A chance sighting of David Bowie on the cover of 100 Years of Menswear got me thinking about how safe and unchallenging menswear has become in recent years. In all the rush to put on outdoorsy, woodsman gear or indeed tread the narrow path of irony around classic preppy looks, we’ve lost the sense of anything vaguely outrageous or challenging. Time was when a stylish man around town might dye his hair bright orange, wear a Dijon mustard yellow suit and wouldn’t be seen dead without a lick of eyeliner. We’ve become very gender specific, and whilst, as a gay man especially, I can appreciate all the coded details of classic mens clothing, there has to be more of a kick to be had in dressing up than in wearing your trousers a bit shorter, and buying your deckshoes a tone or two brighter. Which is where Wolfram comes in. The Vienna-NY based DJ and live performer, has just the right amount of rockstar swagger to personify what I’m talking about, a shift in attitude towards something more individual than bland ‘minimalism’ or preppy pastiche.

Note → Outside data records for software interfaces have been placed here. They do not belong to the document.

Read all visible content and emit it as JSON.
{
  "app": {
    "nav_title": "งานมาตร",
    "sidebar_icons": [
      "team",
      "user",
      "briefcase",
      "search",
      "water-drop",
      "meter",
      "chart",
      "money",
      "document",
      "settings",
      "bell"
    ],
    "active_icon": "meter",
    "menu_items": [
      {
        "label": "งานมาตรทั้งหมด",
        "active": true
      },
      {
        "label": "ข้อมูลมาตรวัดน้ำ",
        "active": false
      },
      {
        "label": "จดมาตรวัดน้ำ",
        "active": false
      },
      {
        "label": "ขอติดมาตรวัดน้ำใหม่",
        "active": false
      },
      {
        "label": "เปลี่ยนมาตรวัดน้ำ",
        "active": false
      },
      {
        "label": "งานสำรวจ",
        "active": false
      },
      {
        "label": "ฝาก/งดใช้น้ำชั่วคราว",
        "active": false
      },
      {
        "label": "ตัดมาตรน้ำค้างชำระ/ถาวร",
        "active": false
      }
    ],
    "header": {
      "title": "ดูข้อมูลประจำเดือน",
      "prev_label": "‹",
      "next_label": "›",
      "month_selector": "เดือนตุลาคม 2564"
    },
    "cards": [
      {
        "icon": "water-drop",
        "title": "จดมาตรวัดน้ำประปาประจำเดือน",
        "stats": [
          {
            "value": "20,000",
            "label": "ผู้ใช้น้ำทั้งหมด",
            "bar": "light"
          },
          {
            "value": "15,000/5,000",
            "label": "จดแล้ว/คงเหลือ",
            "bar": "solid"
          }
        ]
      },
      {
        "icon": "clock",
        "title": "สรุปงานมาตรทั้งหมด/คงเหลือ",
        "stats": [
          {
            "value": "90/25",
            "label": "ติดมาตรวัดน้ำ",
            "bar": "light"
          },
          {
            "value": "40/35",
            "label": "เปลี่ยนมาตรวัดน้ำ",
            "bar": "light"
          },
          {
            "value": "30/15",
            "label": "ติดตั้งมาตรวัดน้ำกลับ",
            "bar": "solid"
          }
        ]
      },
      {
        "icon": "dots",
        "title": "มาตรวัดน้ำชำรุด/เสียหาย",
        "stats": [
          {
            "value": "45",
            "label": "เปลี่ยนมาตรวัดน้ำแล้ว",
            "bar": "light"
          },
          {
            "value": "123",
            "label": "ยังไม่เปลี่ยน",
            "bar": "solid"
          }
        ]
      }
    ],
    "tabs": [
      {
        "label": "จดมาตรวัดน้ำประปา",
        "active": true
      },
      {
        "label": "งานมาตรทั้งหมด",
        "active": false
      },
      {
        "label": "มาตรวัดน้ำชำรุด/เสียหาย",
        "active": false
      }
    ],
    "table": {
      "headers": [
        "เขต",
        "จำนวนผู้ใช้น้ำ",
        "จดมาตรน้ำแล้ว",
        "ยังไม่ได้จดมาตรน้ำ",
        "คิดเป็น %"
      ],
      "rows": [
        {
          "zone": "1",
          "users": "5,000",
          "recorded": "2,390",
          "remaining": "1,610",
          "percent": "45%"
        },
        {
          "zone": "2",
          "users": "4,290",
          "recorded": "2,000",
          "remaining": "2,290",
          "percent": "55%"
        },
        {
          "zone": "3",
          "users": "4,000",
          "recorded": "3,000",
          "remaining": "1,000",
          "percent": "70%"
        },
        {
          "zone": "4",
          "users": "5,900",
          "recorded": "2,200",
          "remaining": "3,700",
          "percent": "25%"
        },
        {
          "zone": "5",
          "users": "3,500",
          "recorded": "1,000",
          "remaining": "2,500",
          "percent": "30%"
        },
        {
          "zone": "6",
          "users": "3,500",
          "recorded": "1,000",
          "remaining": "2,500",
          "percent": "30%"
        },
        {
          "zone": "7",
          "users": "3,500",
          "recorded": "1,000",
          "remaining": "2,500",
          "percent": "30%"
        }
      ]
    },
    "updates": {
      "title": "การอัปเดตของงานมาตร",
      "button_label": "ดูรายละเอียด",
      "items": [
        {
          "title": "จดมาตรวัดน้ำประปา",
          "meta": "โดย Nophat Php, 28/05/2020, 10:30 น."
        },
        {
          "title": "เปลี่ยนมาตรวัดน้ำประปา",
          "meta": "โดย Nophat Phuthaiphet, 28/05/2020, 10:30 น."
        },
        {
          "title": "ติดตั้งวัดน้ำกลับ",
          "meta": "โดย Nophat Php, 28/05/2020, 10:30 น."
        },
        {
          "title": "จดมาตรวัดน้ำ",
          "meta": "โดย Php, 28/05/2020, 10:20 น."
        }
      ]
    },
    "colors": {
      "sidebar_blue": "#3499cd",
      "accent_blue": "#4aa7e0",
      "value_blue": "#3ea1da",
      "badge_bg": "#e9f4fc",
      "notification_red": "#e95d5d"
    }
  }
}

Inspiration can come from the smallest detail. So it is with a grainy, B&W photo of the artist Gordon Matta-Clark at the current Barbican exhibition, Pioneers of the Downtown Scene, New York 1970s. Matta-Clark made his art from buildings, sometimes from the gaps between them, or by literally slicing them in two. Shot outside Food, the restaurant he co-ran with fellow artists at the heart of New York’s then dangerous, crumbling SoHo in the late 70s, the photo shows Matta-Clark in iconic SoHo artist mode: in a simple T-shirt, VANS and jeans. No doubt he would hate to be considered an icon of something as vacuous as ‘fashion’ but style transcends that. To me he exudes downtown cool. It is impossible to dress like this today, with such a … Read More »
I’ve written about Mr Pitt before. There is no human being alive whom I would rather resemble physically. Somewhere between the full lips and soulful blue eyes there’s an inner confidence that suggests Michael Pitt knows exactly who Michael Pitt needs to be, and he is being it like mad. Steve Buscemi’s Nucky Thompson may steal the limelight with his flashy pin-collars and decadently colourful gangsterwear, but it’s Mr Pitt in tonal blue-on-blues that really draw the fashion eye. During the first season of Boardwalk Pitt grows before our eyes from a street urchin in tweed bakerboy cap to a man with a steely sense of confidence and style, born of bitter experience.